Brooks says because of the Facebook-organized events kids get a healthy perspective and kids as well as parents are able to make important and meaningful friendships.
"Recently, we met two guys in the group who were going through the adoption process like we had four years ago," says Brooks. "Adoption is super stressful and emotional and full of legal issues and you need to have people you can talk to other than your spouse, people who can cheer you on, people who ‘get it.’ Whether it’s in person or on Facebook, being there for one another is huge."
There are more same-sex female couples than male couples in the Miltown LGBT Families page, but the group overall is very diverse and includes members of different races, religions and political beliefs.
"That’s a gift to me and my kids," says Marks. "My kids get to know other kids with same-sex parents, which is good for their self esteem, but they also get to experience diversity and we all get to have a much more diverse group of friends now."
Murray says the diversity of the group helps to create empowered, justice-oriented, compassionate children.
"We want to raise children who are going to change our world, are not going to sit quietly and are going to transform the school systems on their own because they’ve been empowered by the love of their families," says Murray.
Jennifer Murray, Meighan Bentz and family.
The administrators of the page hope the online support of the group is integral to all of the members, but might provide an extra needed service to those living in rural or less inclusive communities. This was made clear to Marks after a recent hospital visit with her family that resulted in an uncomfortable and disrespectful exchange with the hospital staff.
"I went to the director and told them what happened and I got an apology," says Marks. "Here I am a person who is well connected in the city, fortunate to have a great education and has a lot of self-confidence and support. But what about people who don’t have all of that and they’re treated like sh-t but don’t have the personal strength or connections or community to support them?"
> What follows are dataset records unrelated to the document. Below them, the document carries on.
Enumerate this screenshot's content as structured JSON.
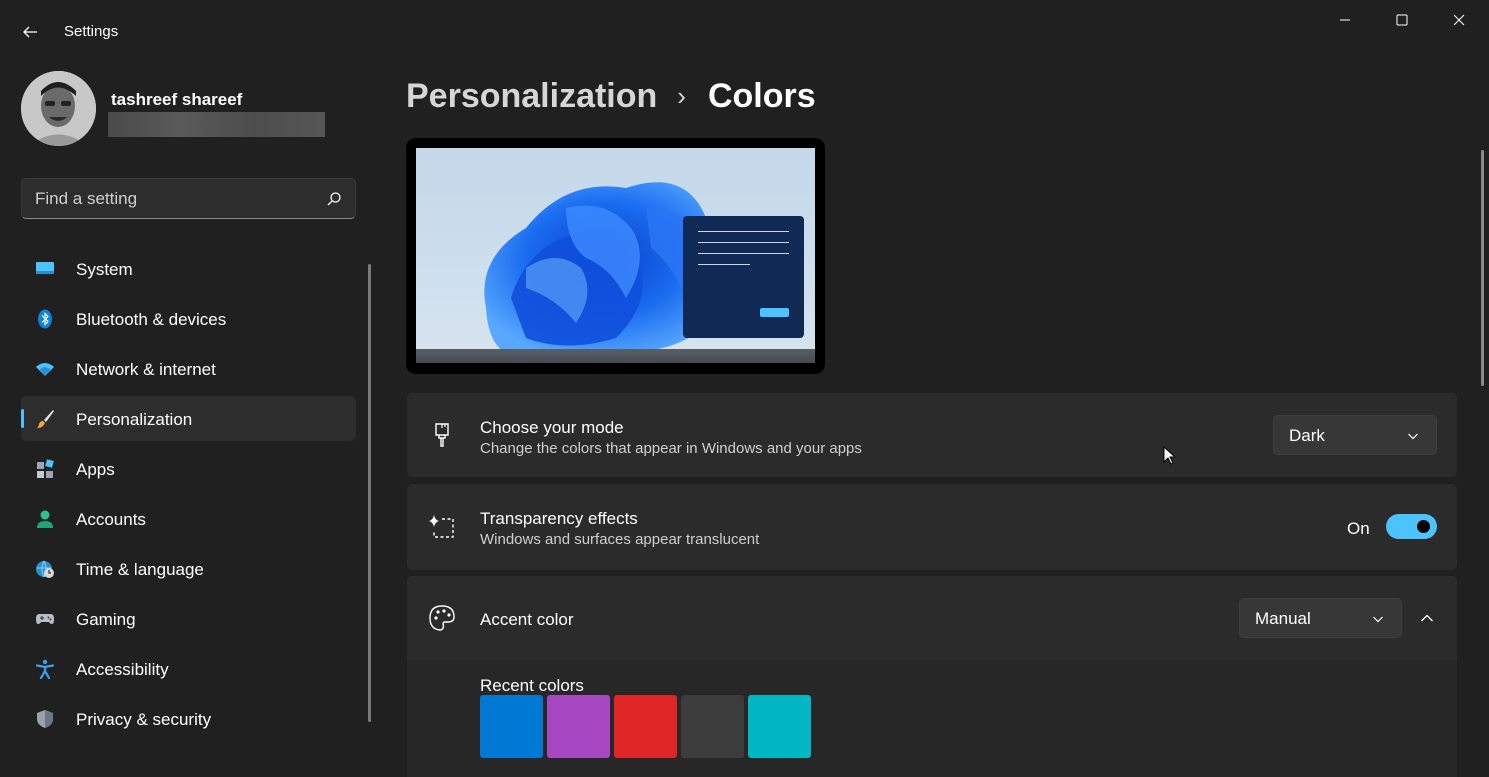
{
  "window": {
    "title": "Settings"
  },
  "user": {
    "name": "tashreef shareef"
  },
  "search": {
    "placeholder": "Find a setting"
  },
  "sidebar": {
    "items": [
      {
        "label": "System",
        "icon": "system-icon"
      },
      {
        "label": "Bluetooth & devices",
        "icon": "bluetooth-icon"
      },
      {
        "label": "Network & internet",
        "icon": "wifi-icon"
      },
      {
        "label": "Personalization",
        "icon": "paintbrush-icon",
        "active": true
      },
      {
        "label": "Apps",
        "icon": "apps-icon"
      },
      {
        "label": "Accounts",
        "icon": "accounts-icon"
      },
      {
        "label": "Time & language",
        "icon": "globe-clock-icon"
      },
      {
        "label": "Gaming",
        "icon": "gamepad-icon"
      },
      {
        "label": "Accessibility",
        "icon": "accessibility-icon"
      },
      {
        "label": "Privacy & security",
        "icon": "shield-icon"
      }
    ]
  },
  "breadcrumb": {
    "parent": "Personalization",
    "separator": "›",
    "current": "Colors"
  },
  "mode": {
    "title": "Choose your mode",
    "description": "Change the colors that appear in Windows and your apps",
    "value": "Dark"
  },
  "transparency": {
    "title": "Transparency effects",
    "description": "Windows and surfaces appear translucent",
    "state_label": "On",
    "enabled": true
  },
  "accent": {
    "title": "Accent color",
    "value": "Manual",
    "recent_label": "Recent colors",
    "recent_colors": [
      "#0078d4",
      "#a748c2",
      "#e02525",
      "#3c3c3c",
      "#00b7c3"
    ]
  },
  "colors": {
    "accent": "#4cc2ff",
    "background": "#202020",
    "card": "#2b2b2b"
  }
}
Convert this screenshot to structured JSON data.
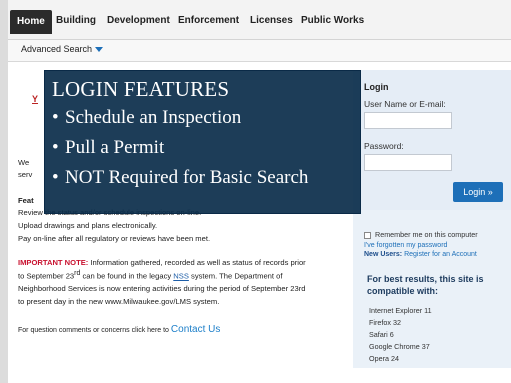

Last week, The Cream City Foundation agreed to serve as the Miltown LGBT Families’ first fiscal agent and is giving the group a large grant. (Anyone who would like to support this group should contact the Foundation here.)
"As our LGBTQ+ communities evolve, both in Milwaukee and around the country, so does our work," says Peter Holbrook, president and CEO of Cream City Foundation. "Cream City Foundation is proud to support Miltown LGBT Families and the 500 children and adults who comprise these beautiful and diverse families."
Molly Snyder grew up on Milwaukee's East Side and today, she lives in the Walker's Point neighborhood with her partner and two sons.
As a full time senior writer, editorial manager and self-described experience junkie, Molly has written thousands of articles about Milwaukee (and a few about New Orleans, Detroit, Indianapolis, Boston and various vacation spots in Wisconsin) that range in subject from where to get the best cup of coffee to an in-depth profile on the survivors of the iconic Norman apartment building that burned down in the '90s.
She also once got a colonic just to report on it, but that's enough on that.
Always told she had a "radio voice," Molly found herself as a regular contributor on FM102, 97WMYX and 1130WISN with her childhood radio favorite, Gene Mueller.
Molly's poetry, essays and articles appeared in many publications including USA Today, The Writer, The Sun Magazine and more. She has a collection of poetry, "Topless," and is slowly writing a memoir.
In 2009, Molly won a Milwaukee Press Club Award. She served as the Narrator / writer-in-residence at the Pfister Hotel from 2013-2014. She is also a story slam-winning storyteller who has performed with The Moth, Ex Fabula and Risk!
When she's not writing, interviewing or mom-ing, Molly teaches tarot card classes, gardens, sits in bars drinking Miller products and dreams of being in a punk band again.